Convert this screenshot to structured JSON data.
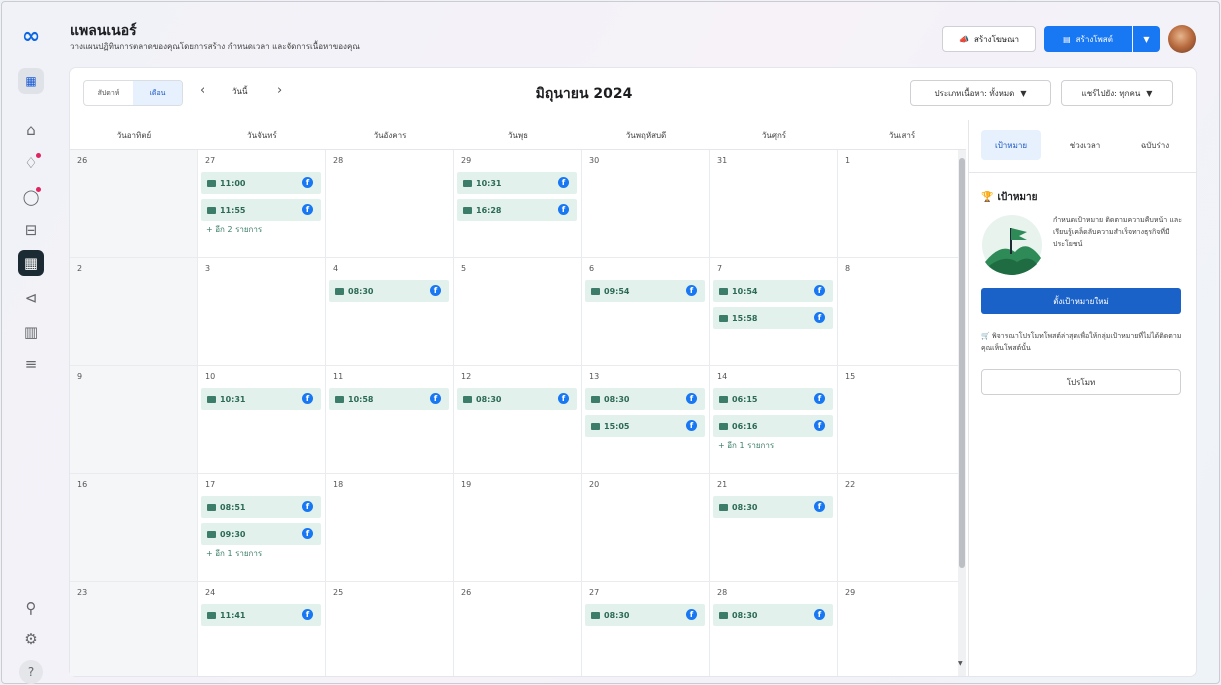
{
  "header": {
    "title": "แพลนเนอร์",
    "subtitle": "วางแผนปฏิทินการตลาดของคุณโดยการสร้าง กำหนดเวลา และจัดการเนื้อหาของคุณ",
    "create_ad_label": "สร้างโฆษณา",
    "create_post_label": "สร้างโพสต์"
  },
  "toolbar": {
    "view_week": "สัปดาห์",
    "view_month": "เดือน",
    "today": "วันนี้",
    "month_title": "มิถุนายน 2024",
    "content_type_filter": "ประเภทเนื้อหา: ทั้งหมด",
    "account_filter": "แชร์ไปยัง: ทุกคน"
  },
  "calendar": {
    "weekdays": [
      "วันอาทิตย์",
      "วันจันทร์",
      "วันอังคาร",
      "วันพุธ",
      "วันพฤหัสบดี",
      "วันศุกร์",
      "วันเสาร์"
    ],
    "weeks": [
      [
        {
          "day": "26",
          "off": true,
          "events": []
        },
        {
          "day": "27",
          "events": [
            "11:00",
            "11:55"
          ],
          "more": "+ อีก 2 รายการ"
        },
        {
          "day": "28",
          "events": []
        },
        {
          "day": "29",
          "events": [
            "10:31",
            "16:28"
          ]
        },
        {
          "day": "30",
          "events": []
        },
        {
          "day": "31",
          "events": []
        },
        {
          "day": "1",
          "events": []
        }
      ],
      [
        {
          "day": "2",
          "off": true,
          "events": []
        },
        {
          "day": "3",
          "events": []
        },
        {
          "day": "4",
          "events": [
            "08:30"
          ]
        },
        {
          "day": "5",
          "events": []
        },
        {
          "day": "6",
          "events": [
            "09:54"
          ]
        },
        {
          "day": "7",
          "events": [
            "10:54",
            "15:58"
          ]
        },
        {
          "day": "8",
          "events": []
        }
      ],
      [
        {
          "day": "9",
          "off": true,
          "events": []
        },
        {
          "day": "10",
          "events": [
            "10:31"
          ]
        },
        {
          "day": "11",
          "events": [
            "10:58"
          ]
        },
        {
          "day": "12",
          "events": [
            "08:30"
          ]
        },
        {
          "day": "13",
          "events": [
            "08:30",
            "15:05"
          ]
        },
        {
          "day": "14",
          "events": [
            "06:15",
            "06:16"
          ],
          "more": "+ อีก 1 รายการ"
        },
        {
          "day": "15",
          "events": []
        }
      ],
      [
        {
          "day": "16",
          "off": true,
          "events": []
        },
        {
          "day": "17",
          "events": [
            "08:51",
            "09:30"
          ],
          "more": "+ อีก 1 รายการ"
        },
        {
          "day": "18",
          "events": []
        },
        {
          "day": "19",
          "events": []
        },
        {
          "day": "20",
          "events": []
        },
        {
          "day": "21",
          "events": [
            "08:30"
          ]
        },
        {
          "day": "22",
          "events": []
        }
      ],
      [
        {
          "day": "23",
          "off": true,
          "events": []
        },
        {
          "day": "24",
          "events": [
            "11:41"
          ]
        },
        {
          "day": "25",
          "events": []
        },
        {
          "day": "26",
          "events": []
        },
        {
          "day": "27",
          "events": [
            "08:30"
          ]
        },
        {
          "day": "28",
          "events": [
            "08:30"
          ]
        },
        {
          "day": "29",
          "events": []
        }
      ]
    ]
  },
  "panel": {
    "tabs": [
      "เป้าหมาย",
      "ช่วงเวลา",
      "ฉบับร่าง"
    ],
    "goal_heading": "เป้าหมาย",
    "goal_text": "กำหนดเป้าหมาย ติดตามความคืบหน้า และเรียนรู้เคล็ดลับความสำเร็จทางธุรกิจที่มีประโยชน์",
    "new_goal_button": "ตั้งเป้าหมายใหม่",
    "promo_text": "พิจารณาโปรโมทโพสต์ล่าสุดเพื่อให้กลุ่มเป้าหมายที่ไม่ได้ติดตามคุณเห็นโพสต์นั้น",
    "promote_button": "โปรโมท"
  },
  "colors": {
    "accent": "#1877f2",
    "event_bg": "#e3f1ec",
    "event_text": "#2c6a56",
    "sidebar_active": "#1c2b33"
  }
}
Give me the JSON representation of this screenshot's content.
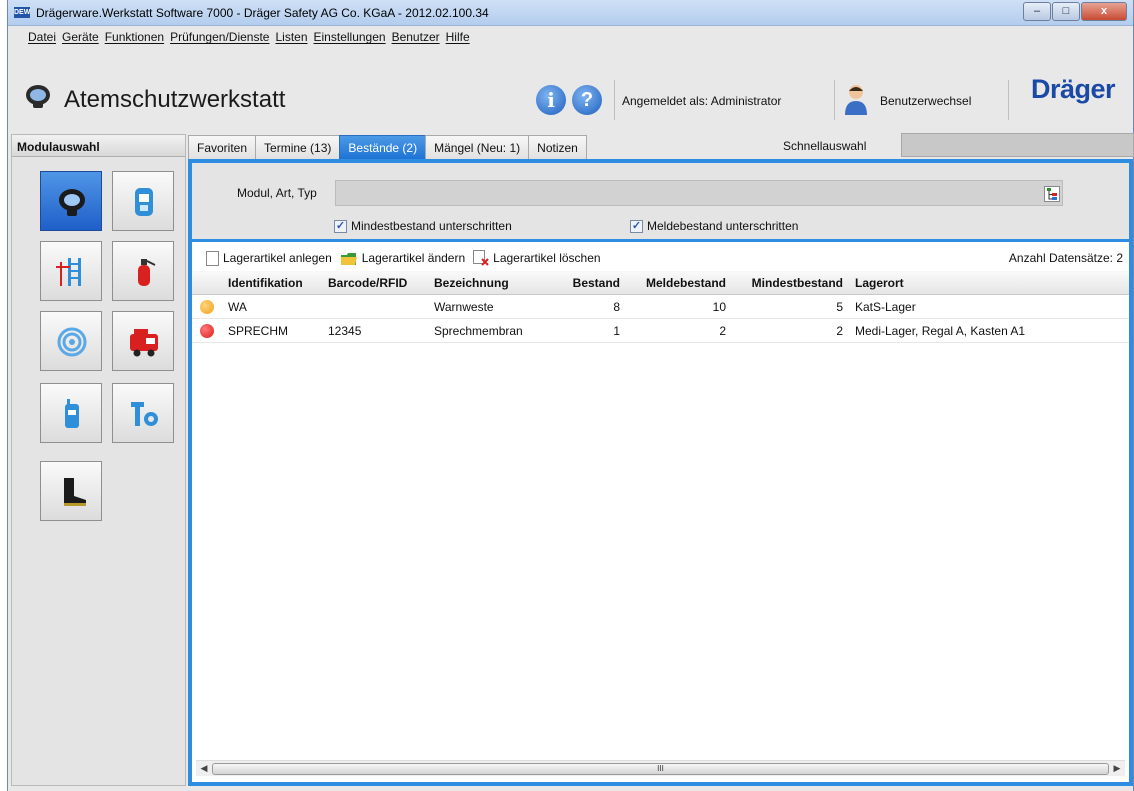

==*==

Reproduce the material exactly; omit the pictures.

Convert this screenshot to structured JSON data.
{
  "header": {
    "title": "แพลนเนอร์",
    "subtitle": "วางแผนปฏิทินการตลาดของคุณโดยการสร้าง กำหนดเวลา และจัดการเนื้อหาของคุณ",
    "create_ad_label": "สร้างโฆษณา",
    "create_post_label": "สร้างโพสต์"
  },
  "toolbar": {
    "view_week": "สัปดาห์",
    "view_month": "เดือน",
    "today": "วันนี้",
    "month_title": "มิถุนายน 2024",
    "content_type_filter": "ประเภทเนื้อหา: ทั้งหมด",
    "account_filter": "แชร์ไปยัง: ทุกคน"
  },
  "calendar": {
    "weekdays": [
      "วันอาทิตย์",
      "วันจันทร์",
      "วันอังคาร",
      "วันพุธ",
      "วันพฤหัสบดี",
      "วันศุกร์",
      "วันเสาร์"
    ],
    "weeks": [
      [
        {
          "day": "26",
          "off": true,
          "events": []
        },
        {
          "day": "27",
          "events": [
            "11:00",
            "11:55"
          ],
          "more": "+ อีก 2 รายการ"
        },
        {
          "day": "28",
          "events": []
        },
        {
          "day": "29",
          "events": [
            "10:31",
            "16:28"
          ]
        },
        {
          "day": "30",
          "events": []
        },
        {
          "day": "31",
          "events": []
        },
        {
          "day": "1",
          "events": []
        }
      ],
      [
        {
          "day": "2",
          "off": true,
          "events": []
        },
        {
          "day": "3",
          "events": []
        },
        {
          "day": "4",
          "events": [
            "08:30"
          ]
        },
        {
          "day": "5",
          "events": []
        },
        {
          "day": "6",
          "events": [
            "09:54"
          ]
        },
        {
          "day": "7",
          "events": [
            "10:54",
            "15:58"
          ]
        },
        {
          "day": "8",
          "events": []
        }
      ],
      [
        {
          "day": "9",
          "off": true,
          "events": []
        },
        {
          "day": "10",
          "events": [
            "10:31"
          ]
        },
        {
          "day": "11",
          "events": [
            "10:58"
          ]
        },
        {
          "day": "12",
          "events": [
            "08:30"
          ]
        },
        {
          "day": "13",
          "events": [
            "08:30",
            "15:05"
          ]
        },
        {
          "day": "14",
          "events": [
            "06:15",
            "06:16"
          ],
          "more": "+ อีก 1 รายการ"
        },
        {
          "day": "15",
          "events": []
        }
      ],
      [
        {
          "day": "16",
          "off": true,
          "events": []
        },
        {
          "day": "17",
          "events": [
            "08:51",
            "09:30"
          ],
          "more": "+ อีก 1 รายการ"
        },
        {
          "day": "18",
          "events": []
        },
        {
          "day": "19",
          "events": []
        },
        {
          "day": "20",
          "events": []
        },
        {
          "day": "21",
          "events": [
            "08:30"
          ]
        },
        {
          "day": "22",
          "events": []
        }
      ],
      [
        {
          "day": "23",
          "off": true,
          "events": []
        },
        {
          "day": "24",
          "events": [
            "11:41"
          ]
        },
        {
          "day": "25",
          "events": []
        },
        {
          "day": "26",
          "events": []
        },
        {
          "day": "27",
          "events": [
            "08:30"
          ]
        },
        {
          "day": "28",
          "events": [
            "08:30"
          ]
        },
        {
          "day": "29",
          "events": []
        }
      ]
    ]
  },
  "panel": {
    "tabs": [
      "เป้าหมาย",
      "ช่วงเวลา",
      "ฉบับร่าง"
    ],
    "goal_heading": "เป้าหมาย",
    "goal_text": "กำหนดเป้าหมาย ติดตามความคืบหน้า และเรียนรู้เคล็ดลับความสำเร็จทางธุรกิจที่มีประโยชน์",
    "new_goal_button": "ตั้งเป้าหมายใหม่",
    "promo_text": "พิจารณาโปรโมทโพสต์ล่าสุดเพื่อให้กลุ่มเป้าหมายที่ไม่ได้ติดตามคุณเห็นโพสต์นั้น",
    "promote_button": "โปรโมท"
  },
  "colors": {
    "accent": "#1877f2",
    "event_bg": "#e3f1ec",
    "event_text": "#2c6a56",
    "sidebar_active": "#1c2b33"
  }
}
Give me the JSON representation of this screenshot's content.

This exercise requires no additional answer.